Task goal: From the entries that follow, gather each line holding the word "true".

Exercise data:

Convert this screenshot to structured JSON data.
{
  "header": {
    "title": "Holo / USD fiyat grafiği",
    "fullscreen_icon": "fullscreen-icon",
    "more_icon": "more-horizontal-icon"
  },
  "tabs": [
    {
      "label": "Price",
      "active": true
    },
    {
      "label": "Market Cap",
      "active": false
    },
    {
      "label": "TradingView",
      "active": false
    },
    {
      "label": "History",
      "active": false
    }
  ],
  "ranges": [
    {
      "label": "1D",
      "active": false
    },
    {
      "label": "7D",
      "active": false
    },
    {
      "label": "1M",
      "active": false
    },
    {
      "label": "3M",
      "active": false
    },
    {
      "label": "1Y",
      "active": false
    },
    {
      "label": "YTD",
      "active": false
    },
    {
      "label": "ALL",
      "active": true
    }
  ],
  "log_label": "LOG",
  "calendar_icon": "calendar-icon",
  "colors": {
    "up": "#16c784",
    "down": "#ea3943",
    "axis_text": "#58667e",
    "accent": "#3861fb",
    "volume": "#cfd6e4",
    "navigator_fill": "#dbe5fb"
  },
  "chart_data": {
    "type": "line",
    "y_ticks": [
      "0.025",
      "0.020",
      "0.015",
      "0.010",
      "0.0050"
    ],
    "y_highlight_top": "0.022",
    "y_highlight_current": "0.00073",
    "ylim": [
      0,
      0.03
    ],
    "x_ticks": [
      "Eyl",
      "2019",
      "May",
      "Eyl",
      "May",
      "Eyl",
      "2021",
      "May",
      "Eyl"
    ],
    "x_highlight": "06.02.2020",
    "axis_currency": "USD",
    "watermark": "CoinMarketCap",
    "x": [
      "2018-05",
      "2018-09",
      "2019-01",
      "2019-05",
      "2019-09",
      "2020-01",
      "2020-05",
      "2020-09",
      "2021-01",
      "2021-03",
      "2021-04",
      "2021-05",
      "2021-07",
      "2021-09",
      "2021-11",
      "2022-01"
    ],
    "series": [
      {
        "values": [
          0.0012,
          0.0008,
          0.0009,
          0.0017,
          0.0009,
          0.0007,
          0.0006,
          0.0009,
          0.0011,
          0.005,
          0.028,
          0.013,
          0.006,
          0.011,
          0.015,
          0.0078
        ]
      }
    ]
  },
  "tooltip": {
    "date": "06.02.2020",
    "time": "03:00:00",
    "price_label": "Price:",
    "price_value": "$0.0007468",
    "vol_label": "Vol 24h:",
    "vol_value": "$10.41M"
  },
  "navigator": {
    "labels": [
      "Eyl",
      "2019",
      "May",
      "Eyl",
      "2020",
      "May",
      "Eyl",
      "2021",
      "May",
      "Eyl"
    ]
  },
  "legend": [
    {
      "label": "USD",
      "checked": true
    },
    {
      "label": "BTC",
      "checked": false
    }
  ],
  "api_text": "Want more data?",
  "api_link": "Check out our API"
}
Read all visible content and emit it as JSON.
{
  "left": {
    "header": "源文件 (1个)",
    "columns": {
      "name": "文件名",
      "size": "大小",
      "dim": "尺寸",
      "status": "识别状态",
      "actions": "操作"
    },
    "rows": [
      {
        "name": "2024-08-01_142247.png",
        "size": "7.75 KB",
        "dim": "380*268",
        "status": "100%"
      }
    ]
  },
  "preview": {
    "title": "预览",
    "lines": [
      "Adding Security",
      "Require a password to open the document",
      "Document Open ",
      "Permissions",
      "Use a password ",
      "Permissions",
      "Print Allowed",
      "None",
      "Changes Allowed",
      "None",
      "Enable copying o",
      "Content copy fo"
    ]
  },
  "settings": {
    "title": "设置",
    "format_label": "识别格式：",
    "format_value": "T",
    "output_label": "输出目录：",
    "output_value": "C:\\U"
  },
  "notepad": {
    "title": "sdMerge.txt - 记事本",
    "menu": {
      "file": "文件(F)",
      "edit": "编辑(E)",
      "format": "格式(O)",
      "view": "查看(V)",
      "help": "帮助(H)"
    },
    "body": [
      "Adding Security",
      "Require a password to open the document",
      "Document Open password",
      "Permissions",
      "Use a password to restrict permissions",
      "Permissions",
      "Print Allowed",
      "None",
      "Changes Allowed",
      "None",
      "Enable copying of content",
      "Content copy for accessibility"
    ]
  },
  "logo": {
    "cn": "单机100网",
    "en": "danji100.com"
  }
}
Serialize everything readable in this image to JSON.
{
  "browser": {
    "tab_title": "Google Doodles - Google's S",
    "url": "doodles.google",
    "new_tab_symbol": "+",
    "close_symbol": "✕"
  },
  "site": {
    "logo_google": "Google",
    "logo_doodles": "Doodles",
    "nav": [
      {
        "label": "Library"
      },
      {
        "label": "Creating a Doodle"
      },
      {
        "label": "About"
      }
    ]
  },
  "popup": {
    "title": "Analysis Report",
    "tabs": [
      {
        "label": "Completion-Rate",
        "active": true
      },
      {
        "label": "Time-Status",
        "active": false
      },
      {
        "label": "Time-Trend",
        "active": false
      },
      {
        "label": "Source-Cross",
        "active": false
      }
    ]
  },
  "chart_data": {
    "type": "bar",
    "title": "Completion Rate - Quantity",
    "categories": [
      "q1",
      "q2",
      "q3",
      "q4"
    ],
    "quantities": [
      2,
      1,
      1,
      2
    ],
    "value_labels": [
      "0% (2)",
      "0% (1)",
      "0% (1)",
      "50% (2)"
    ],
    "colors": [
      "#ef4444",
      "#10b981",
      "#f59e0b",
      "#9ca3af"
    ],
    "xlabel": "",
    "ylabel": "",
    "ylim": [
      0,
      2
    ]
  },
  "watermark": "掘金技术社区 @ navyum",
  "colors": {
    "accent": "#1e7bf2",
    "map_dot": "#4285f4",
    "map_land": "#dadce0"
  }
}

Finished exercise:
      "active": true
      "active": true
      "checked": true
        "active": true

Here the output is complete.